=== Section Start ===

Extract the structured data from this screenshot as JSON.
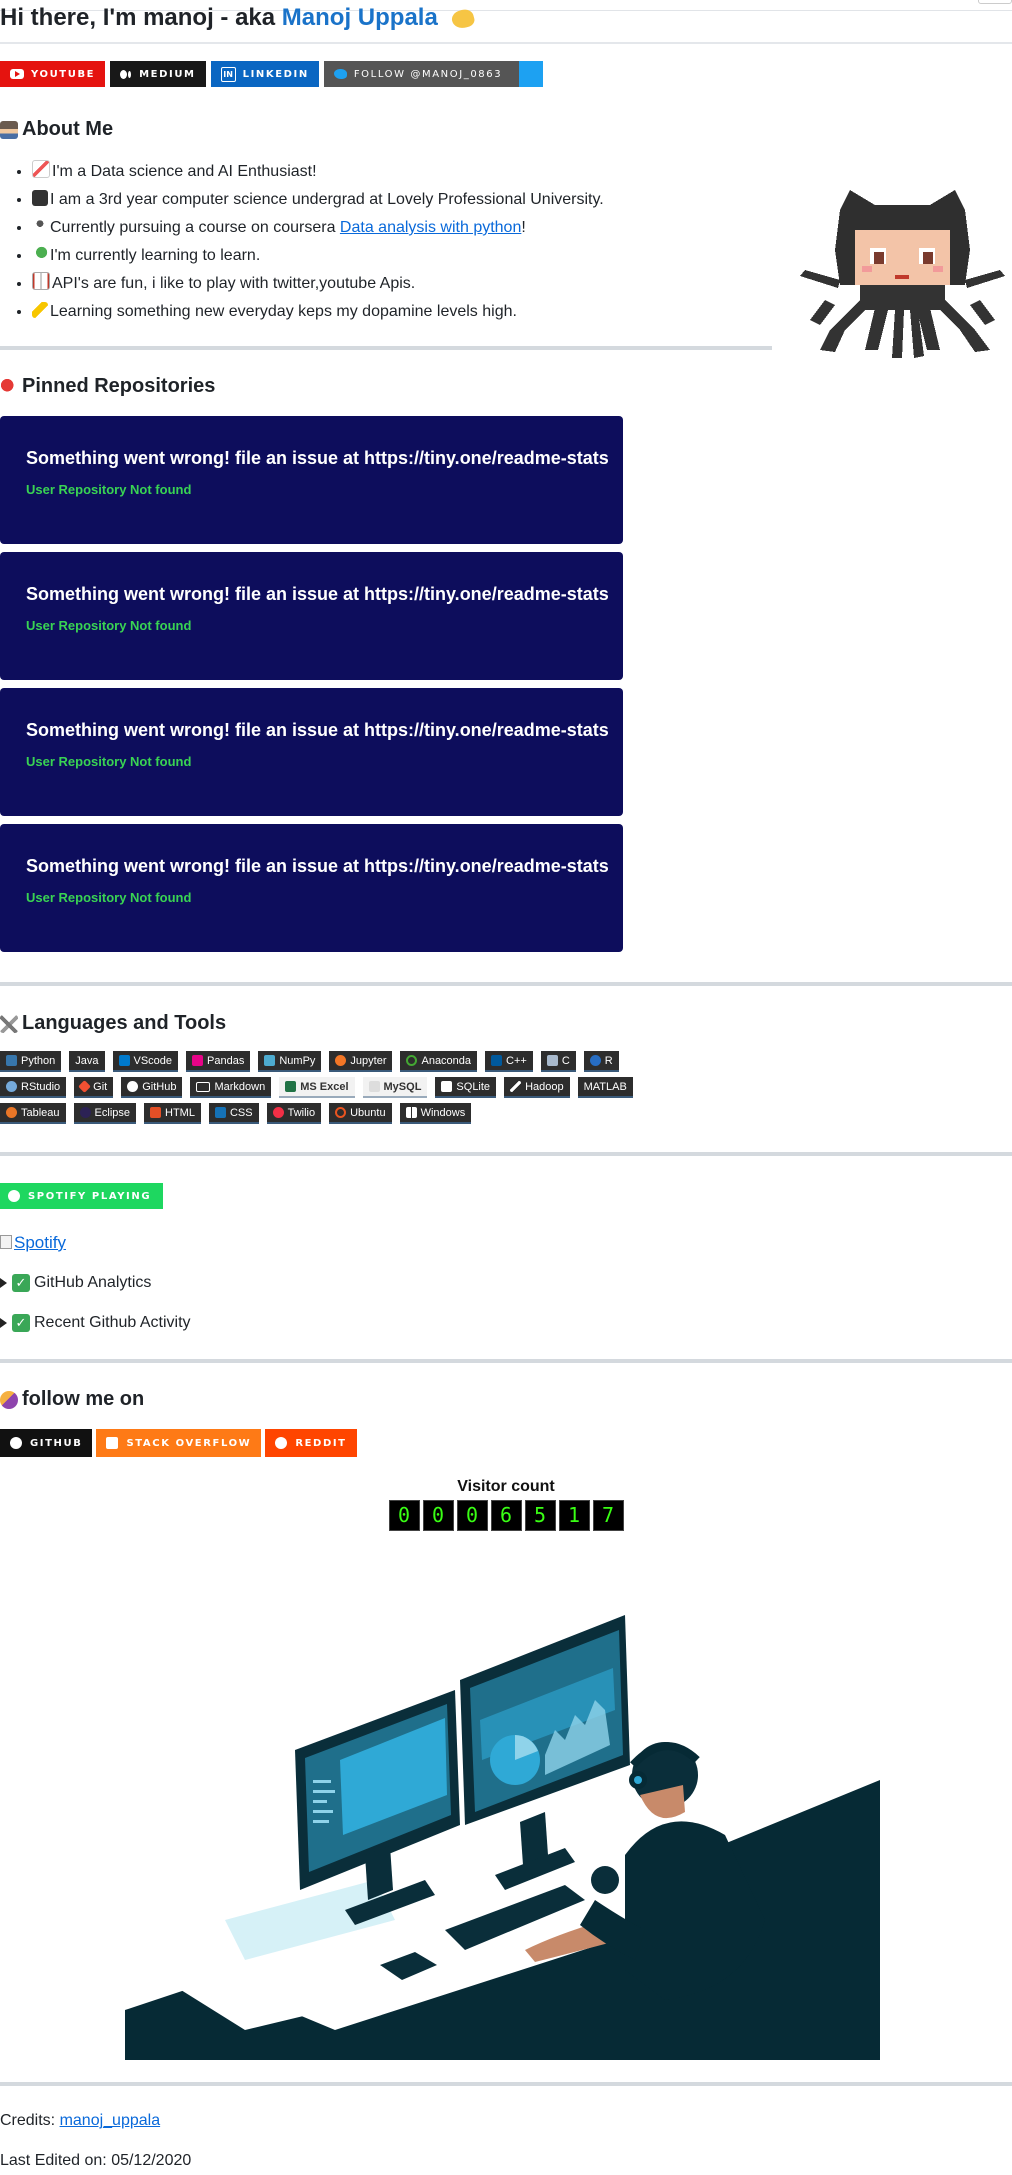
{
  "header": {
    "greeting": "Hi there, I'm manoj - aka",
    "name": "Manoj Uppala"
  },
  "social_badges": [
    {
      "label": "YouTube",
      "icon": "youtube-icon"
    },
    {
      "label": "Medium",
      "icon": "medium-icon"
    },
    {
      "label": "LinkedIn",
      "icon": "linkedin-icon"
    },
    {
      "label": "Follow @manoj_0863",
      "icon": "twitter-icon"
    }
  ],
  "about": {
    "heading": "About Me",
    "items": [
      {
        "text": "I'm a Data science and AI Enthusiast!"
      },
      {
        "text": "I am a 3rd year computer science undergrad at Lovely Professional University."
      },
      {
        "text_before": "Currently pursuing a course on coursera ",
        "link": "Data analysis with python",
        "text_after": "!"
      },
      {
        "text": "I'm currently learning to learn."
      },
      {
        "text": "API's are fun, i like to play with twitter,youtube Apis."
      },
      {
        "text": "Learning something new everyday keps my dopamine levels high."
      }
    ]
  },
  "pinned": {
    "heading": "Pinned Repositories",
    "cards": [
      {
        "message": "Something went wrong! file an issue at https://tiny.one/readme-stats",
        "detail": "User Repository Not found"
      },
      {
        "message": "Something went wrong! file an issue at https://tiny.one/readme-stats",
        "detail": "User Repository Not found"
      },
      {
        "message": "Something went wrong! file an issue at https://tiny.one/readme-stats",
        "detail": "User Repository Not found"
      },
      {
        "message": "Something went wrong! file an issue at https://tiny.one/readme-stats",
        "detail": "User Repository Not found"
      }
    ]
  },
  "tools": {
    "heading": "Languages and Tools",
    "rows": [
      [
        "Python",
        "Java",
        "VScode",
        "Pandas",
        "NumPy",
        "Jupyter",
        "Anaconda",
        "C++",
        "C",
        "R"
      ],
      [
        "RStudio",
        "Git",
        "GitHub",
        "Markdown",
        "MS Excel",
        "MySQL",
        "SQLite",
        "Hadoop",
        "MATLAB"
      ],
      [
        "Tableau",
        "Eclipse",
        "HTML",
        "CSS",
        "Twilio",
        "Ubuntu",
        "Windows"
      ]
    ]
  },
  "spotify": {
    "badge": "SPOTIFY PLAYING",
    "image_alt": "Spotify"
  },
  "details": [
    {
      "label": "GitHub Analytics"
    },
    {
      "label": "Recent Github Activity"
    }
  ],
  "follow": {
    "heading": "follow me on",
    "badges": [
      {
        "label": "GITHUB"
      },
      {
        "label": "STACK OVERFLOW"
      },
      {
        "label": "REDDIT"
      }
    ]
  },
  "visitor": {
    "label": "Visitor count",
    "digits": [
      "0",
      "0",
      "0",
      "6",
      "5",
      "1",
      "7"
    ]
  },
  "footer": {
    "credits_label": "Credits:",
    "credits_link": "manoj_uppala",
    "last_edited": "Last Edited on: 05/12/2020"
  },
  "colors": {
    "accent_link": "#0969da",
    "name_blue": "#1a73c9",
    "card_bg": "#0d0d5c",
    "card_detail": "#39d353",
    "spotify_green": "#1ed760",
    "counter_digit": "#39ff14"
  }
}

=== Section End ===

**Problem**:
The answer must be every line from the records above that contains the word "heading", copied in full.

**Solution to the exercise**:
    "heading": "About Me",
    "heading": "Pinned Repositories",
    "heading": "Languages and Tools",
    "heading": "follow me on",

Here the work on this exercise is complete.